    • Meanwhile, content has turned into a production linehttp://www.flickr.com/photos/mikefats
    • Content is everywhere• Publishing content is easy and isn’t restricted to the ‘website’ (think social media, knowledge bases, help desk info, libraries, call centre scripts, databases).• Everyone is talking about content marketing.• Customers expect to find the information they want, or they go elsewhere.
    • Head exploding yet? © www.dirksbigbunnyblog.blogspot.com (used with permission)
    • But wait! What about ourauthors? You know, thepeople writing the content.
    • Content is easy, people are messywww.flickr.com/photos/slemmon
    • Managing and training teams of authorsacross an organisation is hard work• Range of abilities and interest, means there is no one-size-fits all approach.• Internal politics and silos take the focus away from long-term strategy.• Competing interests, budgets and skills. - Trent Walton on collaboration.

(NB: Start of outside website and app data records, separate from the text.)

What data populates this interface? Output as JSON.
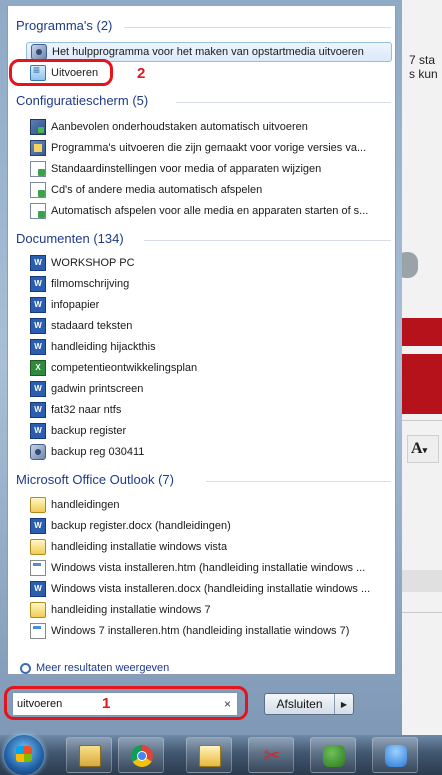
{
  "background_app": {
    "text_lines": [
      "7 sta",
      "s kun"
    ]
  },
  "sections": [
    {
      "header": "Programma's (2)",
      "items": [
        {
          "label": "Het hulpprogramma voor het maken van opstartmedia uitvoeren",
          "icon": "recovery-media-icon"
        },
        {
          "label": "Uitvoeren",
          "icon": "run-icon"
        }
      ]
    },
    {
      "header": "Configuratiescherm (5)",
      "items": [
        {
          "label": "Aanbevolen onderhoudstaken automatisch uitvoeren",
          "icon": "control-panel-icon"
        },
        {
          "label": "Programma's uitvoeren die zijn gemaakt voor vorige versies va...",
          "icon": "program-compat-icon"
        },
        {
          "label": "Standaardinstellingen voor media of apparaten wijzigen",
          "icon": "autoplay-icon"
        },
        {
          "label": "Cd's of andere media automatisch afspelen",
          "icon": "autoplay-icon"
        },
        {
          "label": "Automatisch afspelen voor alle media en apparaten starten of s...",
          "icon": "autoplay-icon"
        }
      ]
    },
    {
      "header": "Documenten (134)",
      "items": [
        {
          "label": "WORKSHOP PC",
          "icon": "word-doc-icon"
        },
        {
          "label": "filmomschrijving",
          "icon": "word-doc-icon"
        },
        {
          "label": "infopapier",
          "icon": "word-doc-icon"
        },
        {
          "label": "stadaard teksten",
          "icon": "word-doc-icon"
        },
        {
          "label": "handleiding hijackthis",
          "icon": "word-doc-icon"
        },
        {
          "label": "competentieontwikkelingsplan",
          "icon": "excel-doc-icon"
        },
        {
          "label": "gadwin printscreen",
          "icon": "word-doc-icon"
        },
        {
          "label": "fat32 naar ntfs",
          "icon": "word-doc-icon"
        },
        {
          "label": "backup register",
          "icon": "word-doc-icon"
        },
        {
          "label": "backup reg 030411",
          "icon": "registry-file-icon"
        }
      ]
    },
    {
      "header": "Microsoft Office Outlook (7)",
      "items": [
        {
          "label": "handleidingen",
          "icon": "mail-icon"
        },
        {
          "label": "backup register.docx (handleidingen)",
          "icon": "word-doc-icon"
        },
        {
          "label": "handleiding installatie windows vista",
          "icon": "mail-icon"
        },
        {
          "label": "Windows vista installeren.htm (handleiding installatie windows ...",
          "icon": "htm-file-icon"
        },
        {
          "label": "Windows vista installeren.docx (handleiding installatie windows ...",
          "icon": "word-doc-icon"
        },
        {
          "label": "handleiding installatie windows 7",
          "icon": "mail-icon"
        },
        {
          "label": "Windows 7 installeren.htm (handleiding installatie windows 7)",
          "icon": "htm-file-icon"
        }
      ]
    }
  ],
  "more_results": "Meer resultaten weergeven",
  "search": {
    "value": "uitvoeren",
    "clear": "×"
  },
  "shutdown": {
    "label": "Afsluiten",
    "arrow": "▶"
  },
  "annotations": {
    "one": "1",
    "two": "2"
  },
  "taskbar": {
    "items": [
      "start-orb",
      "explorer",
      "chrome",
      "outlook",
      "snipping-tool",
      "users",
      "messenger"
    ]
  },
  "colors": {
    "header": "#1e3a8a",
    "annotation_red": "#e3141b"
  }
}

    • Future-proofing ourauthors. 5 new rules forwriting for the web.
    • Rule 1: Everyone is an author Look beyond your CMS publishershttp://www.flickr.com/photos/seattlemunicipalarchives
    • Train the front line• Get all publishers on board, not just the people with access to the CMS.• Everyone should be looking for ways to do content better.• Focus on front line staff – how do they use content and more importantly, how do your customers use content?

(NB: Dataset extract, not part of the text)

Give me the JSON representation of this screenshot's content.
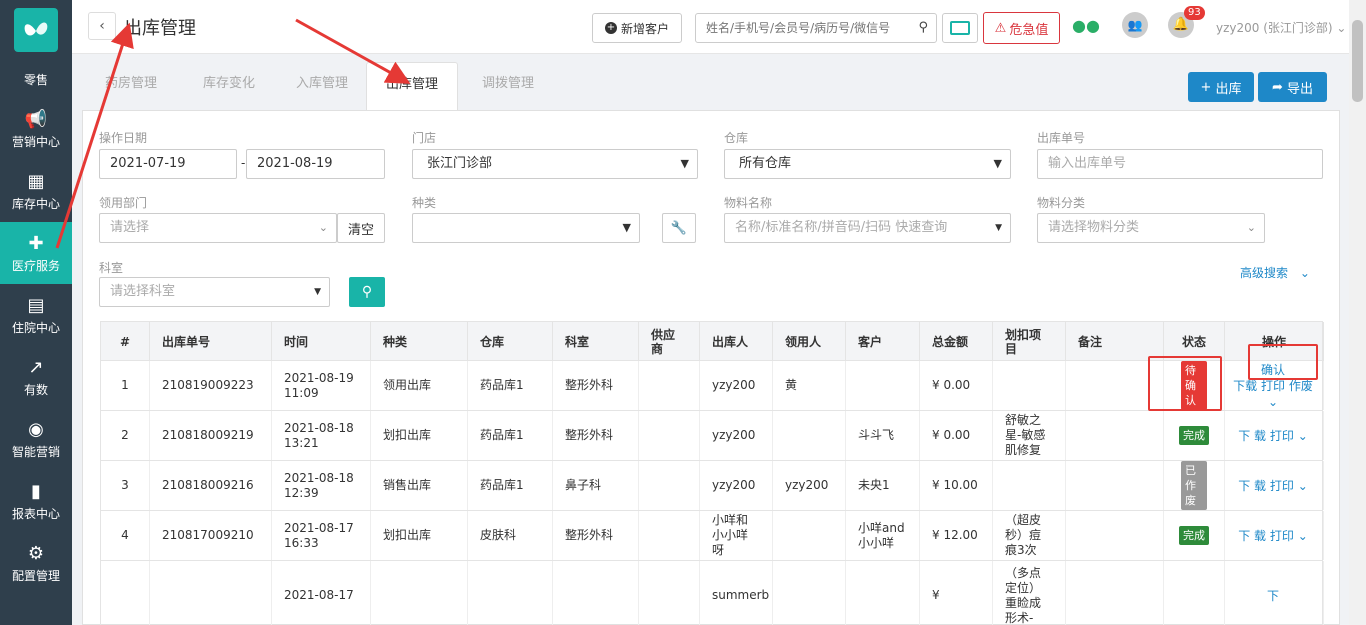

    • Rule 2: Someone needs to be in chargeThe rise of the content czar http://www.flickr.com/photos/quiltsalad
    • “Not having a content czar means that teams run the high risk of reactive and ad hoc operations, with little focus on where to prioritize efforts.” Erin Scime, Razorfish.
    • Creating order from chaos• Give someone editorial control.• This person needs to be constantly looking for ways to improve the connection between content.• It also means you can focus on teaching authors what they need to know to do their job well – not every single thing about content management.
    • Rule 3: Content still has a soul Authors are your new brand ambassadorshttp://www.flickr.com/photos/randychiu
    • Make your authors great brand ambassadors• Clear tone and voice direction with examples.• Metadata that helps with storytelling.• Robot-ready content can still have a personality.
    • © Tourism Queensland
    • Rule 4: Mind your verbs Separating content from actionhttp://www.flickr.com/photos/stevensnodgrass
    • Watch out for tying content to action that’sspecific to one type of context• Use with care: hover, resize, hold, rotate, stretch, press, pan, scroll, swipe, zoom, select, drag, drop, surf, tap, click.• Also think about: below, beside, above, to the left, to the right.
    • Rule 5: Create style at a micro levelKeeping consistency across ‘chunks’ http://www.flickr.com/photos/usgsbiml
    • Attention to detail counts• Breaking content into chunks makes little inconsistencies more obvious.• Applies to micro copy, calls to action, links, social media.• Be clear on use of case, capitals, linking and tone.
    • Also, use what’s in the pantry Some old rules are as important as everhttp://www.flickr.com/photos/tsausawest
    • “There is no “how to write for mobile.” There’s only good writing. Period.” Karen McGrane, Content strategy for mobile
    • Some things will never go out of fashion• Planning, content briefs and copy decks (the perfect places to start applying structure).• Get the point across quickly (the inverted pyramid still applies in this character- restricted world).• Links and headlines are important (the ultimate decision makers).
    • A quick recapThe new rules:1. Everyone is an author.2. Someone needs to be in charge.3. Content still has a soul.4. Mind your verbs.5. Create style at a micro level.
    • Continue the conversationSally Bagshawsally@snappysentences.com@snappysentences